RECORDS SHOWN>
────────

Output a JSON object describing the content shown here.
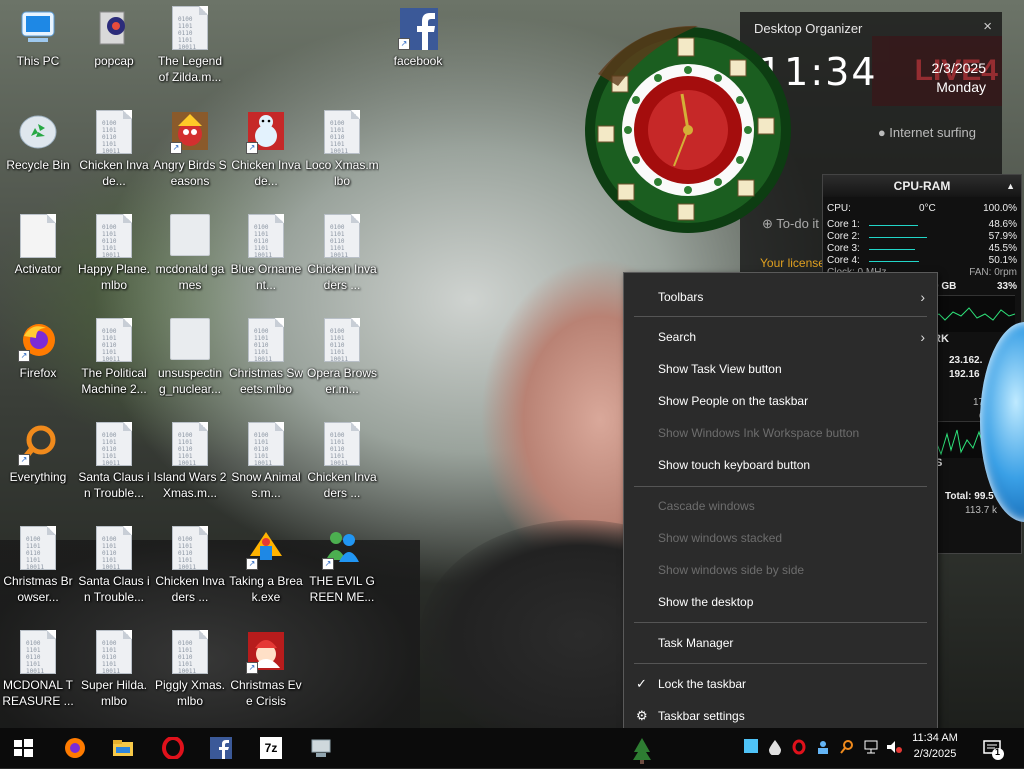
{
  "desktop": {
    "icons": [
      {
        "label": "This PC"
      },
      {
        "label": "popcap"
      },
      {
        "label": "The Legend of Zilda.m..."
      },
      {
        "label": "facebook"
      },
      {
        "label": "Recycle Bin"
      },
      {
        "label": "Chicken Invade..."
      },
      {
        "label": "Angry Birds Seasons"
      },
      {
        "label": "Chicken Invade..."
      },
      {
        "label": "Loco Xmas.mlbo"
      },
      {
        "label": "Activator"
      },
      {
        "label": "Happy Plane.mlbo"
      },
      {
        "label": "mcdonald games"
      },
      {
        "label": "Blue Ornament..."
      },
      {
        "label": "Chicken Invaders ..."
      },
      {
        "label": "Firefox"
      },
      {
        "label": "The Political Machine 2..."
      },
      {
        "label": "unsuspectin g_nuclear..."
      },
      {
        "label": "Christmas Sweets.mlbo"
      },
      {
        "label": "Opera Browser.m..."
      },
      {
        "label": "Everything"
      },
      {
        "label": "Santa Claus in Trouble..."
      },
      {
        "label": "Island Wars 2 Xmas.m..."
      },
      {
        "label": "Snow Animals.m..."
      },
      {
        "label": "Chicken Invaders ..."
      },
      {
        "label": "Christmas Browser..."
      },
      {
        "label": "Santa Claus in Trouble..."
      },
      {
        "label": "Chicken Invaders ..."
      },
      {
        "label": "Taking a Break.exe"
      },
      {
        "label": "THE EVIL GREEN ME..."
      },
      {
        "label": "MCDONAL TREASURE ..."
      },
      {
        "label": "Super Hilda.mlbo"
      },
      {
        "label": "Piggly Xmas.mlbo"
      },
      {
        "label": "Christmas Eve Crisis"
      }
    ],
    "file_bits": "0100\n1101\n0110\n1101\n10011"
  },
  "organizer": {
    "title": "Desktop Organizer",
    "close": "×",
    "time": "11:34",
    "date": "2/3/2025",
    "day": "Monday",
    "surfing": "Internet surfing",
    "live_text": "LIVE4",
    "todo": "To-do it",
    "license": "Your license"
  },
  "cpuram": {
    "title": "CPU-RAM",
    "cpu_label": "CPU:",
    "cpu_temp": "0°C",
    "cpu_total": "100.0%",
    "cores": [
      {
        "label": "Core 1:",
        "value": "48.6%",
        "level": 0.486
      },
      {
        "label": "Core 2:",
        "value": "57.9%",
        "level": 0.579
      },
      {
        "label": "Core 3:",
        "value": "45.5%",
        "level": 0.455
      },
      {
        "label": "Core 4:",
        "value": "50.1%",
        "level": 0.501
      }
    ],
    "clock_text": "Clock: 0 MHz",
    "fan_text": "FAN: 0rpm",
    "ram_text": "0 GB",
    "ram_pct": "33%",
    "net_label": "RK",
    "net_ip1": "23.162.",
    "net_ip2": "192.16",
    "net_val": "178",
    "net_val2": "6",
    "disk_label": "S",
    "disk_pct": "0",
    "total_text": "Total: 99.5",
    "total_sub": "113.7 k"
  },
  "context_menu": {
    "items": [
      {
        "label": "Toolbars",
        "submenu": true
      },
      {
        "label": "Search",
        "submenu": true
      },
      {
        "label": "Show Task View button"
      },
      {
        "label": "Show People on the taskbar"
      },
      {
        "label": "Show Windows Ink Workspace button",
        "disabled": true
      },
      {
        "label": "Show touch keyboard button"
      },
      {
        "label": "Cascade windows",
        "disabled": true
      },
      {
        "label": "Show windows stacked",
        "disabled": true
      },
      {
        "label": "Show windows side by side",
        "disabled": true
      },
      {
        "label": "Show the desktop"
      },
      {
        "label": "Task Manager"
      },
      {
        "label": "Lock the taskbar",
        "checked": true
      },
      {
        "label": "Taskbar settings",
        "icon": "gear-icon"
      }
    ],
    "arrow": "›",
    "check": "✓"
  },
  "taskbar": {
    "pinned": [
      "start-icon",
      "firefox-icon",
      "file-explorer-icon",
      "opera-icon",
      "facebook-icon",
      "7zip-icon",
      "network-drive-icon"
    ],
    "clock_time": "11:34 AM",
    "clock_date": "2/3/2025",
    "notifications": "1",
    "sevenzip": "7z"
  },
  "colors": {
    "menu_bg": "#2b2b2b",
    "taskbar_bg": "#0b0b0b",
    "facebook": "#3b5998",
    "opera": "#e0111b",
    "firefox": "#ff7b00"
  }
}
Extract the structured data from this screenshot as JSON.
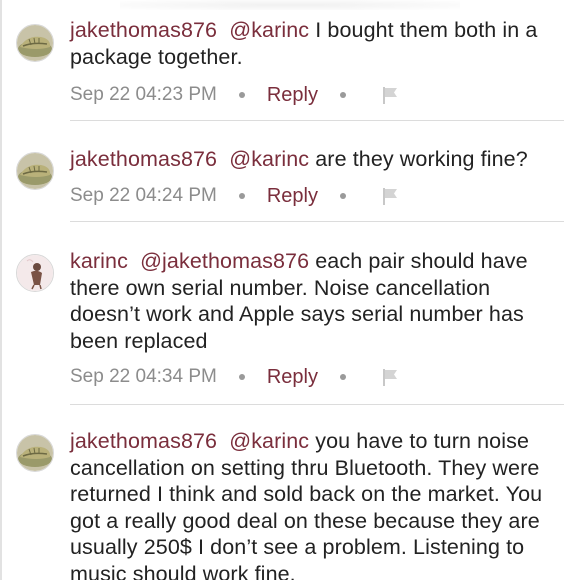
{
  "comments": [
    {
      "username": "jakethomas876",
      "mention": "@karinc",
      "text": "I bought them both in a package together.",
      "timestamp": "Sep 22 04:23 PM",
      "reply_label": "Reply",
      "avatar_icon": "shoe-avatar-icon"
    },
    {
      "username": "jakethomas876",
      "mention": "@karinc",
      "text": "are they working fine?",
      "timestamp": "Sep 22 04:24 PM",
      "reply_label": "Reply",
      "avatar_icon": "shoe-avatar-icon"
    },
    {
      "username": "karinc",
      "mention": "@jakethomas876",
      "text": "each pair should have there own serial number. Noise cancellation doesn’t work and Apple says serial number has been replaced",
      "timestamp": "Sep 22 04:34 PM",
      "reply_label": "Reply",
      "avatar_icon": "figure-avatar-icon"
    },
    {
      "username": "jakethomas876",
      "mention": "@karinc",
      "text": "you have to turn noise cancellation on setting thru Bluetooth. They were returned I think and sold back on the market. You got a really good deal on these because they are usually 250$ I don’t see a problem. Listening to music should work fine.",
      "timestamp": "",
      "reply_label": "",
      "avatar_icon": "shoe-avatar-icon"
    }
  ],
  "colors": {
    "accent": "#7a2e3c",
    "meta": "#8c8c8c",
    "divider": "#dcdcdc"
  }
}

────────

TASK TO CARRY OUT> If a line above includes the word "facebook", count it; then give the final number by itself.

THE ANSWER> 3